EXERCISE PROMPT: Would you retype the listing below exactly as given?

DATASET RECORDS:

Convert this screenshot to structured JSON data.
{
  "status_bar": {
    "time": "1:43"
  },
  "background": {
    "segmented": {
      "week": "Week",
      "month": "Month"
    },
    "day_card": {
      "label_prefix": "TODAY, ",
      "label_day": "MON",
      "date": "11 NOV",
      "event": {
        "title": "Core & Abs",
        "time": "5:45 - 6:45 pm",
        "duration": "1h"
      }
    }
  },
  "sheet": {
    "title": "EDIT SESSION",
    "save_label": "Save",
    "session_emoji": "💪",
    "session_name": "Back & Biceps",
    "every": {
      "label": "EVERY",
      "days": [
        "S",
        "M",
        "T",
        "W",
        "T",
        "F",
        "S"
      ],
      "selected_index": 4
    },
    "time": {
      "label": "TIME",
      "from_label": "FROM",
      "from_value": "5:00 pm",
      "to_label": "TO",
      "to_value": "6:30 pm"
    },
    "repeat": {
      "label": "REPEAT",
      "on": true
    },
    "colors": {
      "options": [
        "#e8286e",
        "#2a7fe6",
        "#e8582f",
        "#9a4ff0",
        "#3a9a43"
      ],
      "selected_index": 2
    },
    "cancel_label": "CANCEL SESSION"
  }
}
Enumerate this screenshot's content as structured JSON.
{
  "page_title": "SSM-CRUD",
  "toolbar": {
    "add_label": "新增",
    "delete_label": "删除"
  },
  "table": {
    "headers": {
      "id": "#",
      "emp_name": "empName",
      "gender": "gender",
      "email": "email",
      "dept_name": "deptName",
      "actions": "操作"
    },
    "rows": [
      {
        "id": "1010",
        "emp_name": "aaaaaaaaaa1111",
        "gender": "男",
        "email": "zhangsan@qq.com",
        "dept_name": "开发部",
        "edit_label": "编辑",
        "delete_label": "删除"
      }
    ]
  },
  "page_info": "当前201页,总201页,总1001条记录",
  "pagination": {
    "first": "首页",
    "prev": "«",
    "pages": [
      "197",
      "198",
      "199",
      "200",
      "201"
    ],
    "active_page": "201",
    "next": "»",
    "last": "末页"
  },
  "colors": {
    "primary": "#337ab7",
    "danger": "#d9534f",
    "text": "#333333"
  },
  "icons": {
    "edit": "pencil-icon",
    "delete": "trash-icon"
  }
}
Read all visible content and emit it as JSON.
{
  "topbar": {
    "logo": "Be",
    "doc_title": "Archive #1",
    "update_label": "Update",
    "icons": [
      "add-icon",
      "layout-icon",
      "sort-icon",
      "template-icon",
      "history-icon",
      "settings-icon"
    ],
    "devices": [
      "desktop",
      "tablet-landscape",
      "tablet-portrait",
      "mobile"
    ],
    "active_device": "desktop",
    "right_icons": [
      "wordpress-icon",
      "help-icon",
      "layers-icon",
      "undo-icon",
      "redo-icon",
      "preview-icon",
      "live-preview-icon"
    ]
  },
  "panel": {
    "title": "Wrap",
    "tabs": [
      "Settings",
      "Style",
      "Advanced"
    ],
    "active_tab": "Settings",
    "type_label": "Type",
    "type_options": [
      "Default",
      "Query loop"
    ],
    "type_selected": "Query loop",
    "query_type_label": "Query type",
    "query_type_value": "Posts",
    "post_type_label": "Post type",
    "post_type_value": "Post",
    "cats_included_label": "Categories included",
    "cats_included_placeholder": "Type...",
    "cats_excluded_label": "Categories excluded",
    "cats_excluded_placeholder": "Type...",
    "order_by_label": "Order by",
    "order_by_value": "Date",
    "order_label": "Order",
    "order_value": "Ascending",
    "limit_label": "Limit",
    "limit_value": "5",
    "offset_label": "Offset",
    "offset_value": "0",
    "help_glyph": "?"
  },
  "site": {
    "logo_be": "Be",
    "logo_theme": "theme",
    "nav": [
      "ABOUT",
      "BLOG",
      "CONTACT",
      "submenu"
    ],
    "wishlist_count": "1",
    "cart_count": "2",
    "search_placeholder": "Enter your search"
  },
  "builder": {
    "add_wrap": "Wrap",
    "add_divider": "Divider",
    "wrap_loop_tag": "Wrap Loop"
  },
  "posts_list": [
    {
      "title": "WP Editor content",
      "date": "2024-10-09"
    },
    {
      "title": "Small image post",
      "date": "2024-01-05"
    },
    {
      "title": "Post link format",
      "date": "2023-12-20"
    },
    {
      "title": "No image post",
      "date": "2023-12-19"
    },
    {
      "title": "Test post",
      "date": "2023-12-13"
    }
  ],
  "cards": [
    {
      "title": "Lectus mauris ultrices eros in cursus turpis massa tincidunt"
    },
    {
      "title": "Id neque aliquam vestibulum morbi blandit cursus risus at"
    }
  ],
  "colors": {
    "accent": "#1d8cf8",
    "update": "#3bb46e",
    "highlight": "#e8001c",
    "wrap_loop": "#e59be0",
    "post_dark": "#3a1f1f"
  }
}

SOLUTION BELOW:
Convert this screenshot to structured JSON data.
{
  "status_bar": {
    "time": "1:43"
  },
  "background": {
    "segmented": {
      "week": "Week",
      "month": "Month"
    },
    "day_card": {
      "label_prefix": "TODAY, ",
      "label_day": "MON",
      "date": "11 NOV",
      "event": {
        "title": "Core & Abs",
        "time": "5:45 - 6:45 pm",
        "duration": "1h"
      }
    }
  },
  "sheet": {
    "title": "EDIT SESSION",
    "save_label": "Save",
    "session_emoji": "💪",
    "session_name": "Back & Biceps",
    "every": {
      "label": "EVERY",
      "days": [
        "S",
        "M",
        "T",
        "W",
        "T",
        "F",
        "S"
      ],
      "selected_index": 4
    },
    "time": {
      "label": "TIME",
      "from_label": "FROM",
      "from_value": "5:00 pm",
      "to_label": "TO",
      "to_value": "6:30 pm"
    },
    "repeat": {
      "label": "REPEAT",
      "on": true
    },
    "colors": {
      "options": [
        "#e8286e",
        "#2a7fe6",
        "#e8582f",
        "#9a4ff0",
        "#3a9a43"
      ],
      "selected_index": 2
    },
    "cancel_label": "CANCEL SESSION"
  }
}
Enumerate this screenshot's content as structured JSON.
{
  "page_title": "SSM-CRUD",
  "toolbar": {
    "add_label": "新增",
    "delete_label": "删除"
  },
  "table": {
    "headers": {
      "id": "#",
      "emp_name": "empName",
      "gender": "gender",
      "email": "email",
      "dept_name": "deptName",
      "actions": "操作"
    },
    "rows": [
      {
        "id": "1010",
        "emp_name": "aaaaaaaaaa1111",
        "gender": "男",
        "email": "zhangsan@qq.com",
        "dept_name": "开发部",
        "edit_label": "编辑",
        "delete_label": "删除"
      }
    ]
  },
  "page_info": "当前201页,总201页,总1001条记录",
  "pagination": {
    "first": "首页",
    "prev": "«",
    "pages": [
      "197",
      "198",
      "199",
      "200",
      "201"
    ],
    "active_page": "201",
    "next": "»",
    "last": "末页"
  },
  "colors": {
    "primary": "#337ab7",
    "danger": "#d9534f",
    "text": "#333333"
  },
  "icons": {
    "edit": "pencil-icon",
    "delete": "trash-icon"
  }
}
Read all visible content and emit it as JSON.
{
  "topbar": {
    "logo": "Be",
    "doc_title": "Archive #1",
    "update_label": "Update",
    "icons": [
      "add-icon",
      "layout-icon",
      "sort-icon",
      "template-icon",
      "history-icon",
      "settings-icon"
    ],
    "devices": [
      "desktop",
      "tablet-landscape",
      "tablet-portrait",
      "mobile"
    ],
    "active_device": "desktop",
    "right_icons": [
      "wordpress-icon",
      "help-icon",
      "layers-icon",
      "undo-icon",
      "redo-icon",
      "preview-icon",
      "live-preview-icon"
    ]
  },
  "panel": {
    "title": "Wrap",
    "tabs": [
      "Settings",
      "Style",
      "Advanced"
    ],
    "active_tab": "Settings",
    "type_label": "Type",
    "type_options": [
      "Default",
      "Query loop"
    ],
    "type_selected": "Query loop",
    "query_type_label": "Query type",
    "query_type_value": "Posts",
    "post_type_label": "Post type",
    "post_type_value": "Post",
    "cats_included_label": "Categories included",
    "cats_included_placeholder": "Type...",
    "cats_excluded_label": "Categories excluded",
    "cats_excluded_placeholder": "Type...",
    "order_by_label": "Order by",
    "order_by_value": "Date",
    "order_label": "Order",
    "order_value": "Ascending",
    "limit_label": "Limit",
    "limit_value": "5",
    "offset_label": "Offset",
    "offset_value": "0",
    "help_glyph": "?"
  },
  "site": {
    "logo_be": "Be",
    "logo_theme": "theme",
    "nav": [
      "ABOUT",
      "BLOG",
      "CONTACT",
      "submenu"
    ],
    "wishlist_count": "1",
    "cart_count": "2",
    "search_placeholder": "Enter your search"
  },
  "builder": {
    "add_wrap": "Wrap",
    "add_divider": "Divider",
    "wrap_loop_tag": "Wrap Loop"
  },
  "posts_list": [
    {
      "title": "WP Editor content",
      "date": "2024-10-09"
    },
    {
      "title": "Small image post",
      "date": "2024-01-05"
    },
    {
      "title": "Post link format",
      "date": "2023-12-20"
    },
    {
      "title": "No image post",
      "date": "2023-12-19"
    },
    {
      "title": "Test post",
      "date": "2023-12-13"
    }
  ],
  "cards": [
    {
      "title": "Lectus mauris ultrices eros in cursus turpis massa tincidunt"
    },
    {
      "title": "Id neque aliquam vestibulum morbi blandit cursus risus at"
    }
  ],
  "colors": {
    "accent": "#1d8cf8",
    "update": "#3bb46e",
    "highlight": "#e8001c",
    "wrap_loop": "#e59be0",
    "post_dark": "#3a1f1f"
  }
}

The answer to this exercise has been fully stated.